> Task requirements
This exercise calls for the records to be repeated in full, exactly as written.

Data about app and page elements

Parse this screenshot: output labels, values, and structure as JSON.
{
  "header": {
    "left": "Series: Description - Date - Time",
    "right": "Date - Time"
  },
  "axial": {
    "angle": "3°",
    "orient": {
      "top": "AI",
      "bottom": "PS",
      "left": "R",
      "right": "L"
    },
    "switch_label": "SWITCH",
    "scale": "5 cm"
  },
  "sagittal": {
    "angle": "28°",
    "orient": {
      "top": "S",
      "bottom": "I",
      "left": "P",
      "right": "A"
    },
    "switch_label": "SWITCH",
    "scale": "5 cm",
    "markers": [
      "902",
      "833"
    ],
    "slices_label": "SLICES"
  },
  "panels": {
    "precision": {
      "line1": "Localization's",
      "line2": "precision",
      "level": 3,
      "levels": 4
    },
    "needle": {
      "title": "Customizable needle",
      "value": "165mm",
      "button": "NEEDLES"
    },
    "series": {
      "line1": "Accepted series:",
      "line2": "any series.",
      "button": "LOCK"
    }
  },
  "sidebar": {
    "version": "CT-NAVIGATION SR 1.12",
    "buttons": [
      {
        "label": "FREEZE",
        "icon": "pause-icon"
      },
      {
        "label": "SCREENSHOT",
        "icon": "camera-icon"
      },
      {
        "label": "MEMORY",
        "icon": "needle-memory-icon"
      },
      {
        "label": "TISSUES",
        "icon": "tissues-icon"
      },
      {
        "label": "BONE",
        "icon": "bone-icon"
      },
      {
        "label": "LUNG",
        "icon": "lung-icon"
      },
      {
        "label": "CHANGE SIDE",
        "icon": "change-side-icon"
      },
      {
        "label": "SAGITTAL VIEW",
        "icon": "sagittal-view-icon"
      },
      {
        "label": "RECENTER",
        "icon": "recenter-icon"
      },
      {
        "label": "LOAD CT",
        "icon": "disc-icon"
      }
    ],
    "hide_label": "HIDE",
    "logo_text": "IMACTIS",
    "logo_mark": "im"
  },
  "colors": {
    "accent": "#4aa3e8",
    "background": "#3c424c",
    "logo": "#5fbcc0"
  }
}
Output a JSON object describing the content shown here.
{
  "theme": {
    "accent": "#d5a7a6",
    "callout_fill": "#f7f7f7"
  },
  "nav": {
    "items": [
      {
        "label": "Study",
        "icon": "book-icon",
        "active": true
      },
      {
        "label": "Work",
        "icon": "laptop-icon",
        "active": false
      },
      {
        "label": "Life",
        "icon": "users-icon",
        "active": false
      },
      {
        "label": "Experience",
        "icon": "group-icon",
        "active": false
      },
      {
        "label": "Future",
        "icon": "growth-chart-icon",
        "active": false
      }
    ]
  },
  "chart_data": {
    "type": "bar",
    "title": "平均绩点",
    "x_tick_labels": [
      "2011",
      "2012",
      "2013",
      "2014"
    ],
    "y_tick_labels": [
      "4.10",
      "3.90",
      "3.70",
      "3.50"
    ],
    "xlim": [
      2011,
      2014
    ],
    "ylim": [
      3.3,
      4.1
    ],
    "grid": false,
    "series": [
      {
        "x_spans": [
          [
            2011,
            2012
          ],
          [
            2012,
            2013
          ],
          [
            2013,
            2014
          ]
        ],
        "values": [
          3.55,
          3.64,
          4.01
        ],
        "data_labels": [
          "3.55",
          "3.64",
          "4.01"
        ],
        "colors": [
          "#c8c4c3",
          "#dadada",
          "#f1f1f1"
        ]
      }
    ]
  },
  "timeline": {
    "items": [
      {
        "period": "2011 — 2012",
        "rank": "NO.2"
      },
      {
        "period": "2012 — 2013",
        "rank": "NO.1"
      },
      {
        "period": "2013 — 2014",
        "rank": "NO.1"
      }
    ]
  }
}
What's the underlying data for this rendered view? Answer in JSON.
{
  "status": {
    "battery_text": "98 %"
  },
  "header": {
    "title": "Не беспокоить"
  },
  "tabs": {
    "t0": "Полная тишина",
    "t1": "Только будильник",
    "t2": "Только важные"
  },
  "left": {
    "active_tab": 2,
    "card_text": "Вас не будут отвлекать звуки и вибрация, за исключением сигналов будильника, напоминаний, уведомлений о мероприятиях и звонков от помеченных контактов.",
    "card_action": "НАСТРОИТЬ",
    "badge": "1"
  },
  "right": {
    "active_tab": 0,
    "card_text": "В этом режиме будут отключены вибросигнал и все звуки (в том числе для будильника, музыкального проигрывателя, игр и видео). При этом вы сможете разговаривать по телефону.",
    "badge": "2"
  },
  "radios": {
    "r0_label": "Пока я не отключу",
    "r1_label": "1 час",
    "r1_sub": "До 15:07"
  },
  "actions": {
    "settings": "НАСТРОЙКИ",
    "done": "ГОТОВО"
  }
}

> Output
Parse this screenshot: output labels, values, and structure as JSON.
{
  "header": {
    "left": "Series: Description - Date - Time",
    "right": "Date - Time"
  },
  "axial": {
    "angle": "3°",
    "orient": {
      "top": "AI",
      "bottom": "PS",
      "left": "R",
      "right": "L"
    },
    "switch_label": "SWITCH",
    "scale": "5 cm"
  },
  "sagittal": {
    "angle": "28°",
    "orient": {
      "top": "S",
      "bottom": "I",
      "left": "P",
      "right": "A"
    },
    "switch_label": "SWITCH",
    "scale": "5 cm",
    "markers": [
      "902",
      "833"
    ],
    "slices_label": "SLICES"
  },
  "panels": {
    "precision": {
      "line1": "Localization's",
      "line2": "precision",
      "level": 3,
      "levels": 4
    },
    "needle": {
      "title": "Customizable needle",
      "value": "165mm",
      "button": "NEEDLES"
    },
    "series": {
      "line1": "Accepted series:",
      "line2": "any series.",
      "button": "LOCK"
    }
  },
  "sidebar": {
    "version": "CT-NAVIGATION SR 1.12",
    "buttons": [
      {
        "label": "FREEZE",
        "icon": "pause-icon"
      },
      {
        "label": "SCREENSHOT",
        "icon": "camera-icon"
      },
      {
        "label": "MEMORY",
        "icon": "needle-memory-icon"
      },
      {
        "label": "TISSUES",
        "icon": "tissues-icon"
      },
      {
        "label": "BONE",
        "icon": "bone-icon"
      },
      {
        "label": "LUNG",
        "icon": "lung-icon"
      },
      {
        "label": "CHANGE SIDE",
        "icon": "change-side-icon"
      },
      {
        "label": "SAGITTAL VIEW",
        "icon": "sagittal-view-icon"
      },
      {
        "label": "RECENTER",
        "icon": "recenter-icon"
      },
      {
        "label": "LOAD CT",
        "icon": "disc-icon"
      }
    ],
    "hide_label": "HIDE",
    "logo_text": "IMACTIS",
    "logo_mark": "im"
  },
  "colors": {
    "accent": "#4aa3e8",
    "background": "#3c424c",
    "logo": "#5fbcc0"
  }
}
Output a JSON object describing the content shown here.
{
  "theme": {
    "accent": "#d5a7a6",
    "callout_fill": "#f7f7f7"
  },
  "nav": {
    "items": [
      {
        "label": "Study",
        "icon": "book-icon",
        "active": true
      },
      {
        "label": "Work",
        "icon": "laptop-icon",
        "active": false
      },
      {
        "label": "Life",
        "icon": "users-icon",
        "active": false
      },
      {
        "label": "Experience",
        "icon": "group-icon",
        "active": false
      },
      {
        "label": "Future",
        "icon": "growth-chart-icon",
        "active": false
      }
    ]
  },
  "chart_data": {
    "type": "bar",
    "title": "平均绩点",
    "x_tick_labels": [
      "2011",
      "2012",
      "2013",
      "2014"
    ],
    "y_tick_labels": [
      "4.10",
      "3.90",
      "3.70",
      "3.50"
    ],
    "xlim": [
      2011,
      2014
    ],
    "ylim": [
      3.3,
      4.1
    ],
    "grid": false,
    "series": [
      {
        "x_spans": [
          [
            2011,
            2012
          ],
          [
            2012,
            2013
          ],
          [
            2013,
            2014
          ]
        ],
        "values": [
          3.55,
          3.64,
          4.01
        ],
        "data_labels": [
          "3.55",
          "3.64",
          "4.01"
        ],
        "colors": [
          "#c8c4c3",
          "#dadada",
          "#f1f1f1"
        ]
      }
    ]
  },
  "timeline": {
    "items": [
      {
        "period": "2011 — 2012",
        "rank": "NO.2"
      },
      {
        "period": "2012 — 2013",
        "rank": "NO.1"
      },
      {
        "period": "2013 — 2014",
        "rank": "NO.1"
      }
    ]
  }
}
What's the underlying data for this rendered view? Answer in JSON.
{
  "status": {
    "battery_text": "98 %"
  },
  "header": {
    "title": "Не беспокоить"
  },
  "tabs": {
    "t0": "Полная тишина",
    "t1": "Только будильник",
    "t2": "Только важные"
  },
  "left": {
    "active_tab": 2,
    "card_text": "Вас не будут отвлекать звуки и вибрация, за исключением сигналов будильника, напоминаний, уведомлений о мероприятиях и звонков от помеченных контактов.",
    "card_action": "НАСТРОИТЬ",
    "badge": "1"
  },
  "right": {
    "active_tab": 0,
    "card_text": "В этом режиме будут отключены вибросигнал и все звуки (в том числе для будильника, музыкального проигрывателя, игр и видео). При этом вы сможете разговаривать по телефону.",
    "badge": "2"
  },
  "radios": {
    "r0_label": "Пока я не отключу",
    "r1_label": "1 час",
    "r1_sub": "До 15:07"
  },
  "actions": {
    "settings": "НАСТРОЙКИ",
    "done": "ГОТОВО"
  }
}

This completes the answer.